◆ TASK STATEMENT ◆
Copy all records exactly, excluding images.

========================================================================

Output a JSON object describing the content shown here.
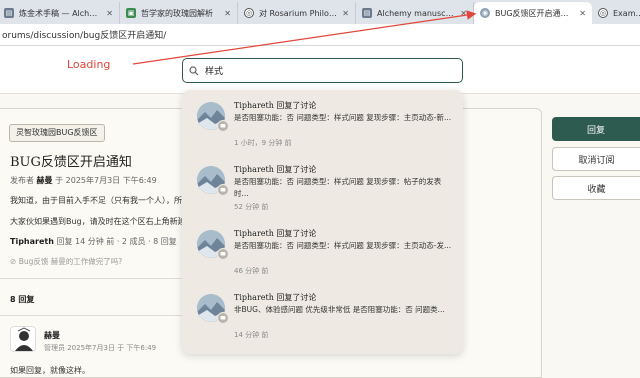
{
  "browser": {
    "tabs": [
      {
        "title": "炼金术手稿 — Alchemy",
        "icon": "doc-icon",
        "active": false
      },
      {
        "title": "哲学家的玫瑰园解析",
        "icon": "book-icon",
        "active": false
      },
      {
        "title": "对 Rosarium Philosopho",
        "icon": "globe-icon",
        "active": false
      },
      {
        "title": "Alchemy manuscript",
        "icon": "doc-icon",
        "active": false
      },
      {
        "title": "BUG反馈区开启通知 - 灵",
        "icon": "site-icon",
        "active": true
      },
      {
        "title": "Example D",
        "icon": "globe-icon",
        "active": false
      }
    ],
    "url": "orums/discussion/bug反馈区开启通知/"
  },
  "annotation": {
    "label": "Loading",
    "color": "#e0473a"
  },
  "search": {
    "value": "样式"
  },
  "topic": {
    "category": "灵智玫瑰园BUG反馈区",
    "title": "BUG反馈区开启通知",
    "meta_prefix": "发布者",
    "author": "赫曼",
    "meta_suffix": "于 2025年7月3日 下午6:49",
    "body_line1": "我知道，由于目前入手不足（只有我一个人），所",
    "body_line2": "大家伙如果遇到Bug，请及时在这个区右上角新建",
    "last_author": "Tiphareth",
    "last_info": "回复 14 分钟 前 · 2 成员 · 8 回复",
    "tags": "Bug反馈  赫曼的工作做完了吗?"
  },
  "replies": {
    "count_label": "8 回复",
    "first": {
      "author": "赫曼",
      "meta": "管理员  2025年7月3日 于 下午6:49",
      "body": "如果回复，就像这样。"
    }
  },
  "sidebar": {
    "reply_label": "回复",
    "unsubscribe_label": "取消订阅",
    "favorite_label": "收藏"
  },
  "results": [
    {
      "title": "Tiphareth 回复了讨论",
      "snippet": "是否阻塞功能：否 问题类型：样式问题 复现步骤：主页动态-新...",
      "time": "1 小时，9 分钟 前"
    },
    {
      "title": "Tiphareth 回复了讨论",
      "snippet": "是否阻塞功能：否 问题类型：样式问题 复现步骤：帖子的发表时...",
      "time": "52 分钟 前"
    },
    {
      "title": "Tiphareth 回复了讨论",
      "snippet": "是否阻塞功能：否 问题类型：样式问题 复现步骤：主页动态-发...",
      "time": "46 分钟 前"
    },
    {
      "title": "Tiphareth 回复了讨论",
      "snippet": "非BUG、体验感问题 优先级非常低 是否阻塞功能：否 问题类...",
      "time": "14 分钟 前"
    }
  ],
  "colors": {
    "brand": "#2e5b50",
    "annotation": "#e0473a"
  }
}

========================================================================

◆ TASK SOLUTION ◆
Output a JSON object describing the content shown here.
{
  "browser": {
    "tabs": [
      {
        "title": "炼金术手稿 — Alchemy",
        "icon": "doc-icon",
        "active": false
      },
      {
        "title": "哲学家的玫瑰园解析",
        "icon": "book-icon",
        "active": false
      },
      {
        "title": "对 Rosarium Philosopho",
        "icon": "globe-icon",
        "active": false
      },
      {
        "title": "Alchemy manuscript",
        "icon": "doc-icon",
        "active": false
      },
      {
        "title": "BUG反馈区开启通知 - 灵",
        "icon": "site-icon",
        "active": true
      },
      {
        "title": "Example D",
        "icon": "globe-icon",
        "active": false
      }
    ],
    "url": "orums/discussion/bug反馈区开启通知/"
  },
  "annotation": {
    "label": "Loading",
    "color": "#e0473a"
  },
  "search": {
    "value": "样式"
  },
  "topic": {
    "category": "灵智玫瑰园BUG反馈区",
    "title": "BUG反馈区开启通知",
    "meta_prefix": "发布者",
    "author": "赫曼",
    "meta_suffix": "于 2025年7月3日 下午6:49",
    "body_line1": "我知道，由于目前入手不足（只有我一个人），所",
    "body_line2": "大家伙如果遇到Bug，请及时在这个区右上角新建",
    "last_author": "Tiphareth",
    "last_info": "回复 14 分钟 前 · 2 成员 · 8 回复",
    "tags": "Bug反馈  赫曼的工作做完了吗?"
  },
  "replies": {
    "count_label": "8 回复",
    "first": {
      "author": "赫曼",
      "meta": "管理员  2025年7月3日 于 下午6:49",
      "body": "如果回复，就像这样。"
    }
  },
  "sidebar": {
    "reply_label": "回复",
    "unsubscribe_label": "取消订阅",
    "favorite_label": "收藏"
  },
  "results": [
    {
      "title": "Tiphareth 回复了讨论",
      "snippet": "是否阻塞功能：否 问题类型：样式问题 复现步骤：主页动态-新...",
      "time": "1 小时，9 分钟 前"
    },
    {
      "title": "Tiphareth 回复了讨论",
      "snippet": "是否阻塞功能：否 问题类型：样式问题 复现步骤：帖子的发表时...",
      "time": "52 分钟 前"
    },
    {
      "title": "Tiphareth 回复了讨论",
      "snippet": "是否阻塞功能：否 问题类型：样式问题 复现步骤：主页动态-发...",
      "time": "46 分钟 前"
    },
    {
      "title": "Tiphareth 回复了讨论",
      "snippet": "非BUG、体验感问题 优先级非常低 是否阻塞功能：否 问题类...",
      "time": "14 分钟 前"
    }
  ],
  "colors": {
    "brand": "#2e5b50",
    "annotation": "#e0473a"
  }
}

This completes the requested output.